── Study material ──

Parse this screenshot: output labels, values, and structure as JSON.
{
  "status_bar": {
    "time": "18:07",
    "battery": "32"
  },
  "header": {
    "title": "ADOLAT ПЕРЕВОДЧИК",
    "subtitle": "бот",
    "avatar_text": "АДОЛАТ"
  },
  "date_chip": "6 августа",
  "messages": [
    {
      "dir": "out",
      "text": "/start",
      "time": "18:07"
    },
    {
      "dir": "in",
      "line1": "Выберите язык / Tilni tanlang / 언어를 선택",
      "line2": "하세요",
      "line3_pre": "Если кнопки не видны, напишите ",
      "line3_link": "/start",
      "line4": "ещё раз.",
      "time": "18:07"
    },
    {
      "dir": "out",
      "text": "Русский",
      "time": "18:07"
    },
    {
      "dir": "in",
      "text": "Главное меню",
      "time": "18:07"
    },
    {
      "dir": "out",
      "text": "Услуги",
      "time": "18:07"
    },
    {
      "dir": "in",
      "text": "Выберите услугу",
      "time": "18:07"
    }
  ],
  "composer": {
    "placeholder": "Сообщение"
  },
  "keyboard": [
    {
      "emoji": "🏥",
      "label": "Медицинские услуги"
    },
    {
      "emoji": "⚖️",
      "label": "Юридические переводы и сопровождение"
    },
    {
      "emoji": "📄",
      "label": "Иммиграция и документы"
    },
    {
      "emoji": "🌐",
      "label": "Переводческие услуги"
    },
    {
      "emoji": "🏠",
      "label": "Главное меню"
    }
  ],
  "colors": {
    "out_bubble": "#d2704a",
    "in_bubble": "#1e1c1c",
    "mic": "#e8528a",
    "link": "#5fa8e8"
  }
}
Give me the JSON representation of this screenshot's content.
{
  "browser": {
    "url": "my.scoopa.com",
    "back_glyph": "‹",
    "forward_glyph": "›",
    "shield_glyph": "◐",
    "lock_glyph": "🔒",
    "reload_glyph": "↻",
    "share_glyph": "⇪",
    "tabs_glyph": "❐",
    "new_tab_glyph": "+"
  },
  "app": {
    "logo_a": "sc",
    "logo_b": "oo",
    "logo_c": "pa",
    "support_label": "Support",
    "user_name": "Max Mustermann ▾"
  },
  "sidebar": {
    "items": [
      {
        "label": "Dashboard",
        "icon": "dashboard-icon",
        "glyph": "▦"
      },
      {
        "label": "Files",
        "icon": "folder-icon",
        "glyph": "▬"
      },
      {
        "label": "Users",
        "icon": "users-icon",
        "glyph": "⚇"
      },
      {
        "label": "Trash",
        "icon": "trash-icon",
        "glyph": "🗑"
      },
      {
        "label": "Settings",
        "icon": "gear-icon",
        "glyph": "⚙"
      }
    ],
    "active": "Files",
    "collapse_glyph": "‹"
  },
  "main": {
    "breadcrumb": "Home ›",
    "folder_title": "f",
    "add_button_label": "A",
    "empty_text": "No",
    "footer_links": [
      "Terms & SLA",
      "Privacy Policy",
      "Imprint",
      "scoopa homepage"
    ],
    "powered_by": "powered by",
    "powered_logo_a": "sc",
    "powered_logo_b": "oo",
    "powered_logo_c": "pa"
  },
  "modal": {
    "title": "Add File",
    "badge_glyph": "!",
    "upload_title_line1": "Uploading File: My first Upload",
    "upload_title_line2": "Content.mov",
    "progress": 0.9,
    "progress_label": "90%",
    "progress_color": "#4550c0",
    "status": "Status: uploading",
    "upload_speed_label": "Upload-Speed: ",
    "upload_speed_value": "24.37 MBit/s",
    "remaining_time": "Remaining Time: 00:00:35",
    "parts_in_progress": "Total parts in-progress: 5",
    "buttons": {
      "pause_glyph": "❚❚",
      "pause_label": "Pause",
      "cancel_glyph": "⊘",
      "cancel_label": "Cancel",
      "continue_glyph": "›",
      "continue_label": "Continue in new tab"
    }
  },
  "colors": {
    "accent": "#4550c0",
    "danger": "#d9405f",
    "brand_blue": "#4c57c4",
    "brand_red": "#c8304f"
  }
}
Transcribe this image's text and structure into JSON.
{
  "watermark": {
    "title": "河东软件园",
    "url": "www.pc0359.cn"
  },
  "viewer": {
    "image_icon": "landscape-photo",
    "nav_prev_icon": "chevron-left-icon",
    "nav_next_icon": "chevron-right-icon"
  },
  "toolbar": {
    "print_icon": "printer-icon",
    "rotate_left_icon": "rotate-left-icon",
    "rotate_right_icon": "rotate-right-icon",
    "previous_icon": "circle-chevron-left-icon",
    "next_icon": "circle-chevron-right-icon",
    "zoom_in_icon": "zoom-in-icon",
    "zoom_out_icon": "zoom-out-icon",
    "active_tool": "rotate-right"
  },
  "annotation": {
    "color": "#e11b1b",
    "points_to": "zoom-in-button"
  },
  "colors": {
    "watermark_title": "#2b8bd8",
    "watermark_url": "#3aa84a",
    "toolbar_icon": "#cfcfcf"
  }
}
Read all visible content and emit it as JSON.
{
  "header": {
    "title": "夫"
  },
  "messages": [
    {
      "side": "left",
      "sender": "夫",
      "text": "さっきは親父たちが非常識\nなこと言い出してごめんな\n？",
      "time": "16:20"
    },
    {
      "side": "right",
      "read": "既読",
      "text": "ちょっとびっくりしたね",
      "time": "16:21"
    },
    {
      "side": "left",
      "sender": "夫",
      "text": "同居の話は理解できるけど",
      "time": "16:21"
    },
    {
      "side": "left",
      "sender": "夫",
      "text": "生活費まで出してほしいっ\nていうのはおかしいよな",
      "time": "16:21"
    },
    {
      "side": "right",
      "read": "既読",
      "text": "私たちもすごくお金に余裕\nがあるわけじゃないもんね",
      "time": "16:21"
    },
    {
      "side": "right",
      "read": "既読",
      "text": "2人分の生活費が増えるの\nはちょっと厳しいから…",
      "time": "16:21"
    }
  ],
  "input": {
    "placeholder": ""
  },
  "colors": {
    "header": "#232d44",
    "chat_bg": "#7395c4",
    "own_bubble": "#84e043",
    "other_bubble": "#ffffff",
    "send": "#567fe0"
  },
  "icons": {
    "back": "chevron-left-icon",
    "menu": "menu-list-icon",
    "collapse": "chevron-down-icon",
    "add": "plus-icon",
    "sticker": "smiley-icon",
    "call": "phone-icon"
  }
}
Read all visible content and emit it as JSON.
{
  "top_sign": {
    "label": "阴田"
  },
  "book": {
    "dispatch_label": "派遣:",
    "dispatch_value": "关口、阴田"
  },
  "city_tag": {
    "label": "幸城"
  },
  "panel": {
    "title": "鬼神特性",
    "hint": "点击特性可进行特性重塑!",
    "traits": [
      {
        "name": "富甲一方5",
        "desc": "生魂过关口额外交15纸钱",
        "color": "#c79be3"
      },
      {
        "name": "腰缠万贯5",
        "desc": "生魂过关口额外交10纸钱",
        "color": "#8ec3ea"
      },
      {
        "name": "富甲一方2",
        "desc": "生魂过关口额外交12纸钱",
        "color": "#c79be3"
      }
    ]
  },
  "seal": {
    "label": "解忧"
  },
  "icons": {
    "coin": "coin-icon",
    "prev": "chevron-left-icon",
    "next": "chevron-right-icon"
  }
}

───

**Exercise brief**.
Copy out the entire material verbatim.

**Exercise output**.
Parse this screenshot: output labels, values, and structure as JSON.
{
  "status_bar": {
    "time": "18:07",
    "battery": "32"
  },
  "header": {
    "title": "ADOLAT ПЕРЕВОДЧИК",
    "subtitle": "бот",
    "avatar_text": "АДОЛАТ"
  },
  "date_chip": "6 августа",
  "messages": [
    {
      "dir": "out",
      "text": "/start",
      "time": "18:07"
    },
    {
      "dir": "in",
      "line1": "Выберите язык / Tilni tanlang / 언어를 선택",
      "line2": "하세요",
      "line3_pre": "Если кнопки не видны, напишите ",
      "line3_link": "/start",
      "line4": "ещё раз.",
      "time": "18:07"
    },
    {
      "dir": "out",
      "text": "Русский",
      "time": "18:07"
    },
    {
      "dir": "in",
      "text": "Главное меню",
      "time": "18:07"
    },
    {
      "dir": "out",
      "text": "Услуги",
      "time": "18:07"
    },
    {
      "dir": "in",
      "text": "Выберите услугу",
      "time": "18:07"
    }
  ],
  "composer": {
    "placeholder": "Сообщение"
  },
  "keyboard": [
    {
      "emoji": "🏥",
      "label": "Медицинские услуги"
    },
    {
      "emoji": "⚖️",
      "label": "Юридические переводы и сопровождение"
    },
    {
      "emoji": "📄",
      "label": "Иммиграция и документы"
    },
    {
      "emoji": "🌐",
      "label": "Переводческие услуги"
    },
    {
      "emoji": "🏠",
      "label": "Главное меню"
    }
  ],
  "colors": {
    "out_bubble": "#d2704a",
    "in_bubble": "#1e1c1c",
    "mic": "#e8528a",
    "link": "#5fa8e8"
  }
}
Give me the JSON representation of this screenshot's content.
{
  "browser": {
    "url": "my.scoopa.com",
    "back_glyph": "‹",
    "forward_glyph": "›",
    "shield_glyph": "◐",
    "lock_glyph": "🔒",
    "reload_glyph": "↻",
    "share_glyph": "⇪",
    "tabs_glyph": "❐",
    "new_tab_glyph": "+"
  },
  "app": {
    "logo_a": "sc",
    "logo_b": "oo",
    "logo_c": "pa",
    "support_label": "Support",
    "user_name": "Max Mustermann ▾"
  },
  "sidebar": {
    "items": [
      {
        "label": "Dashboard",
        "icon": "dashboard-icon",
        "glyph": "▦"
      },
      {
        "label": "Files",
        "icon": "folder-icon",
        "glyph": "▬"
      },
      {
        "label": "Users",
        "icon": "users-icon",
        "glyph": "⚇"
      },
      {
        "label": "Trash",
        "icon": "trash-icon",
        "glyph": "🗑"
      },
      {
        "label": "Settings",
        "icon": "gear-icon",
        "glyph": "⚙"
      }
    ],
    "active": "Files",
    "collapse_glyph": "‹"
  },
  "main": {
    "breadcrumb": "Home ›",
    "folder_title": "f",
    "add_button_label": "A",
    "empty_text": "No",
    "footer_links": [
      "Terms & SLA",
      "Privacy Policy",
      "Imprint",
      "scoopa homepage"
    ],
    "powered_by": "powered by",
    "powered_logo_a": "sc",
    "powered_logo_b": "oo",
    "powered_logo_c": "pa"
  },
  "modal": {
    "title": "Add File",
    "badge_glyph": "!",
    "upload_title_line1": "Uploading File: My first Upload",
    "upload_title_line2": "Content.mov",
    "progress": 0.9,
    "progress_label": "90%",
    "progress_color": "#4550c0",
    "status": "Status: uploading",
    "upload_speed_label": "Upload-Speed: ",
    "upload_speed_value": "24.37 MBit/s",
    "remaining_time": "Remaining Time: 00:00:35",
    "parts_in_progress": "Total parts in-progress: 5",
    "buttons": {
      "pause_glyph": "❚❚",
      "pause_label": "Pause",
      "cancel_glyph": "⊘",
      "cancel_label": "Cancel",
      "continue_glyph": "›",
      "continue_label": "Continue in new tab"
    }
  },
  "colors": {
    "accent": "#4550c0",
    "danger": "#d9405f",
    "brand_blue": "#4c57c4",
    "brand_red": "#c8304f"
  }
}
Transcribe this image's text and structure into JSON.
{
  "watermark": {
    "title": "河东软件园",
    "url": "www.pc0359.cn"
  },
  "viewer": {
    "image_icon": "landscape-photo",
    "nav_prev_icon": "chevron-left-icon",
    "nav_next_icon": "chevron-right-icon"
  },
  "toolbar": {
    "print_icon": "printer-icon",
    "rotate_left_icon": "rotate-left-icon",
    "rotate_right_icon": "rotate-right-icon",
    "previous_icon": "circle-chevron-left-icon",
    "next_icon": "circle-chevron-right-icon",
    "zoom_in_icon": "zoom-in-icon",
    "zoom_out_icon": "zoom-out-icon",
    "active_tool": "rotate-right"
  },
  "annotation": {
    "color": "#e11b1b",
    "points_to": "zoom-in-button"
  },
  "colors": {
    "watermark_title": "#2b8bd8",
    "watermark_url": "#3aa84a",
    "toolbar_icon": "#cfcfcf"
  }
}
Read all visible content and emit it as JSON.
{
  "header": {
    "title": "夫"
  },
  "messages": [
    {
      "side": "left",
      "sender": "夫",
      "text": "さっきは親父たちが非常識\nなこと言い出してごめんな\n？",
      "time": "16:20"
    },
    {
      "side": "right",
      "read": "既読",
      "text": "ちょっとびっくりしたね",
      "time": "16:21"
    },
    {
      "side": "left",
      "sender": "夫",
      "text": "同居の話は理解できるけど",
      "time": "16:21"
    },
    {
      "side": "left",
      "sender": "夫",
      "text": "生活費まで出してほしいっ\nていうのはおかしいよな",
      "time": "16:21"
    },
    {
      "side": "right",
      "read": "既読",
      "text": "私たちもすごくお金に余裕\nがあるわけじゃないもんね",
      "time": "16:21"
    },
    {
      "side": "right",
      "read": "既読",
      "text": "2人分の生活費が増えるの\nはちょっと厳しいから…",
      "time": "16:21"
    }
  ],
  "input": {
    "placeholder": ""
  },
  "colors": {
    "header": "#232d44",
    "chat_bg": "#7395c4",
    "own_bubble": "#84e043",
    "other_bubble": "#ffffff",
    "send": "#567fe0"
  },
  "icons": {
    "back": "chevron-left-icon",
    "menu": "menu-list-icon",
    "collapse": "chevron-down-icon",
    "add": "plus-icon",
    "sticker": "smiley-icon",
    "call": "phone-icon"
  }
}
Read all visible content and emit it as JSON.
{
  "top_sign": {
    "label": "阴田"
  },
  "book": {
    "dispatch_label": "派遣:",
    "dispatch_value": "关口、阴田"
  },
  "city_tag": {
    "label": "幸城"
  },
  "panel": {
    "title": "鬼神特性",
    "hint": "点击特性可进行特性重塑!",
    "traits": [
      {
        "name": "富甲一方5",
        "desc": "生魂过关口额外交15纸钱",
        "color": "#c79be3"
      },
      {
        "name": "腰缠万贯5",
        "desc": "生魂过关口额外交10纸钱",
        "color": "#8ec3ea"
      },
      {
        "name": "富甲一方2",
        "desc": "生魂过关口额外交12纸钱",
        "color": "#c79be3"
      }
    ]
  },
  "seal": {
    "label": "解忧"
  },
  "icons": {
    "coin": "coin-icon",
    "prev": "chevron-left-icon",
    "next": "chevron-right-icon"
  }
}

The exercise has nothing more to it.